In the last 10 years, qualitative meta-analyses (QMA) have gained momentum in the environmental social sciences. These are motivated by the abundance of single case studies in the field, which by themselves don’t produce generalizable knowledge. This situation under-leverages the knowledge of individual researchers for collective learning, and hinders knowledge accumulation . QMA can fill this gap by coding important features of case studies to facilitate analytical comparisons between them. Conditions and resources to carry meta-analyses have notably improved in recent years due to increasing internet availability, open access publications, and big data management techniques. This presentation will cover the basic protocols for implementing a QMA, using examples from research on community-based natural resource management and socio-ecological systems. It will also discuss the connection between QMA and newly proposed protocols for conducting and reporting the case studies themselves.

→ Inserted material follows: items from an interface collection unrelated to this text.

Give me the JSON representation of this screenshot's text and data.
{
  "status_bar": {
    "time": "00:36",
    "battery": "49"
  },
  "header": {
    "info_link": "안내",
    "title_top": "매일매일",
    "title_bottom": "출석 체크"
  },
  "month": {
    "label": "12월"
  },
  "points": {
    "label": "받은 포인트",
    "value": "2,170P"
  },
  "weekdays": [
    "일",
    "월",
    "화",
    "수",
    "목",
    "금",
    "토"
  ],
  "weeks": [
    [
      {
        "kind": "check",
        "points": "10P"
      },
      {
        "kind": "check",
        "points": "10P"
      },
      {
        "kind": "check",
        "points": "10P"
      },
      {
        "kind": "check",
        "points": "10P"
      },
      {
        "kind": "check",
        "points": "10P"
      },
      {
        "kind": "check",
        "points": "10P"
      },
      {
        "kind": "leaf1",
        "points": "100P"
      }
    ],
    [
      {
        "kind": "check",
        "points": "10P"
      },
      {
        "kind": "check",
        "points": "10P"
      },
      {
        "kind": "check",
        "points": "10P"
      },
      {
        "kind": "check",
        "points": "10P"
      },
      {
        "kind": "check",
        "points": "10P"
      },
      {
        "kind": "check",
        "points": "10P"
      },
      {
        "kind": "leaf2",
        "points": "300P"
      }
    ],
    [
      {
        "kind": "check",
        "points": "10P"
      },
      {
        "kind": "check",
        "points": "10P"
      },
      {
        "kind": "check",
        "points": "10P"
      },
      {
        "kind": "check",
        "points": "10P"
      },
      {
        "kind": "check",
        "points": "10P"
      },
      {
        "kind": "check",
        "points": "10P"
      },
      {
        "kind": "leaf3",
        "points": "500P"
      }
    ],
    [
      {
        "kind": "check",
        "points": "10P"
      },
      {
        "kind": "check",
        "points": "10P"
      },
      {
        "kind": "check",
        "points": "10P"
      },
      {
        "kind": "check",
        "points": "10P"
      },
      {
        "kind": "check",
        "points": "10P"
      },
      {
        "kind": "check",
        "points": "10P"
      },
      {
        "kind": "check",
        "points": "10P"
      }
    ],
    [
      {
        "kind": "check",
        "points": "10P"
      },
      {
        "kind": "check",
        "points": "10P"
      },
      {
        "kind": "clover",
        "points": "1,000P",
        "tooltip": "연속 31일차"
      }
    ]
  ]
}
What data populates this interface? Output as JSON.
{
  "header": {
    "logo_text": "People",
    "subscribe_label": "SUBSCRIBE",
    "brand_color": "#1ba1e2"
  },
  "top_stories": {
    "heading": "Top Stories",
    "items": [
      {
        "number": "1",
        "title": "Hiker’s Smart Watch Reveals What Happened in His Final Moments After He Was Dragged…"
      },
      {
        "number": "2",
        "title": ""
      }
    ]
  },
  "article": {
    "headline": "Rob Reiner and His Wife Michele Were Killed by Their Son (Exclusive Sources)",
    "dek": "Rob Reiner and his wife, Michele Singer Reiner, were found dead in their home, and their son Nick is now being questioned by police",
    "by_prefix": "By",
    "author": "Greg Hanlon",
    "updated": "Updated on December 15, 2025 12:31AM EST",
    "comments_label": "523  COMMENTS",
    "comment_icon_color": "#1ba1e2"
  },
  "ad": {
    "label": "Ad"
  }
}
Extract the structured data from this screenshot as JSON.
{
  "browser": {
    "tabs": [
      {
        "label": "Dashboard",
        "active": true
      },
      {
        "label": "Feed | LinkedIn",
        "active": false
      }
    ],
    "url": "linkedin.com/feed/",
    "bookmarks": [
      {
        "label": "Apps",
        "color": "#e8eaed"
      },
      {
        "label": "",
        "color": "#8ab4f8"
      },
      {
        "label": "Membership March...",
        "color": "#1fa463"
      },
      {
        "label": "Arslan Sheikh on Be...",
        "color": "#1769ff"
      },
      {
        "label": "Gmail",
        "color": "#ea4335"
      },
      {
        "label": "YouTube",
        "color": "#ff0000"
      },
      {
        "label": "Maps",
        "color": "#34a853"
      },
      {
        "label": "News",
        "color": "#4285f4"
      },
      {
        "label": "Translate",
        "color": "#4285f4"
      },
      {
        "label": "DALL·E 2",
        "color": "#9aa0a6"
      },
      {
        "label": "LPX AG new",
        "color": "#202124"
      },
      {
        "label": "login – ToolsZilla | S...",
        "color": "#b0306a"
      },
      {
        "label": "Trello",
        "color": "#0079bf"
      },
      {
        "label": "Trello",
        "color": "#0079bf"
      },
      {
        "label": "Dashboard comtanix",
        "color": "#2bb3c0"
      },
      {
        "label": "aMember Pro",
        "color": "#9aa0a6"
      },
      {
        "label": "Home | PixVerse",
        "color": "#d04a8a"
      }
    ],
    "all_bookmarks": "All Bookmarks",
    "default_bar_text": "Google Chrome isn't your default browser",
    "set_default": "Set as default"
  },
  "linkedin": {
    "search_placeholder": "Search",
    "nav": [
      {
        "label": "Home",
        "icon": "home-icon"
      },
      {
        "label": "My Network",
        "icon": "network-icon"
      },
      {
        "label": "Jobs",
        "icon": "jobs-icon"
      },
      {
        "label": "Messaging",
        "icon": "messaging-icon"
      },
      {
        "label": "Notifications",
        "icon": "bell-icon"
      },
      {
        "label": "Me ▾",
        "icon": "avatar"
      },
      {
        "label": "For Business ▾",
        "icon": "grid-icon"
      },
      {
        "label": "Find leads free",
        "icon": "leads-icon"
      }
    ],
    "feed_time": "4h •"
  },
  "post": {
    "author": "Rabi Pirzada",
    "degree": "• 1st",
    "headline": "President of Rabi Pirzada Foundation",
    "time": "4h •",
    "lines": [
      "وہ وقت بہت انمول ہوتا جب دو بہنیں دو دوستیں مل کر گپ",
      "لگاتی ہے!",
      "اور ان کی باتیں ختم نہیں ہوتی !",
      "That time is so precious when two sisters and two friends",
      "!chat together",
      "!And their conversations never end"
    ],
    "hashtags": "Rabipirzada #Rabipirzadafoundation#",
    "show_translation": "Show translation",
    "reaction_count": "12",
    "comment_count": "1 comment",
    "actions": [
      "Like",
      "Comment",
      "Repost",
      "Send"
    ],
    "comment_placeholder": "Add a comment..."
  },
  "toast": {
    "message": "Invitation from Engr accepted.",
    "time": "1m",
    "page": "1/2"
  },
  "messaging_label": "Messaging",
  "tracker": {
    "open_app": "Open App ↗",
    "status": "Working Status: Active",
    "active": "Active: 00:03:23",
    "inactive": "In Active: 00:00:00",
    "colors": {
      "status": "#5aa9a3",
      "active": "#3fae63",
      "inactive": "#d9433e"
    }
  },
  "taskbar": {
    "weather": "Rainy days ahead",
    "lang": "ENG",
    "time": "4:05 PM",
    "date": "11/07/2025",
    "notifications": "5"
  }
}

Michael Cox is a professor of environmental studies at Dartmouth College. He is an environmental social scientist who studies community-based natural resource management as well as path dependence and technological transitions. He has conducted empirical fieldwork-based analyses of irrigation systems in the Southwest United States, Peru and Kenya. His current empirical work is focused on community-based fisheries and rice farming systems in the Dominican Republic, as well as collaborative watershed management in South Africa. For the past several years he has led a synthetic project on social-ecological governance, the details of which can be found at http://sesmad.dartmouth.edu/.
Sergio Villamayor-Tomas is currently Ramon y Cajal Research Fellow at the Institute of Environmental Science and Technology (ICTA-UAB), at the Autonomous University of Barcelona. He is also affiliated with the Ostrom´s Workshop (Indiana University) and the Berlin Workshop in Institutional Analysis of Socio-Ecological Systems (WINS). His research areas are climate change adaptation, community-based natural resource management, and polycentric governance. Specific topics include adaptation to droughts and other disturbances in the irrigation sector, bottom-up management solutions to the water-energy-food nexus, transboundary river management, and the interaction of social movements and commons management. He has carried fieldwork research in Spain, Colombia, Mexico, and Germany with grants from the U.S. National Science Foundation (NSF), the Canadian Social Science Research Council (SSHRC), the Latin-American Association of Environmental Economists (LACEEP), the BiodivERsA/FACCE-JPI network and the Government of Balearic Islands, among others.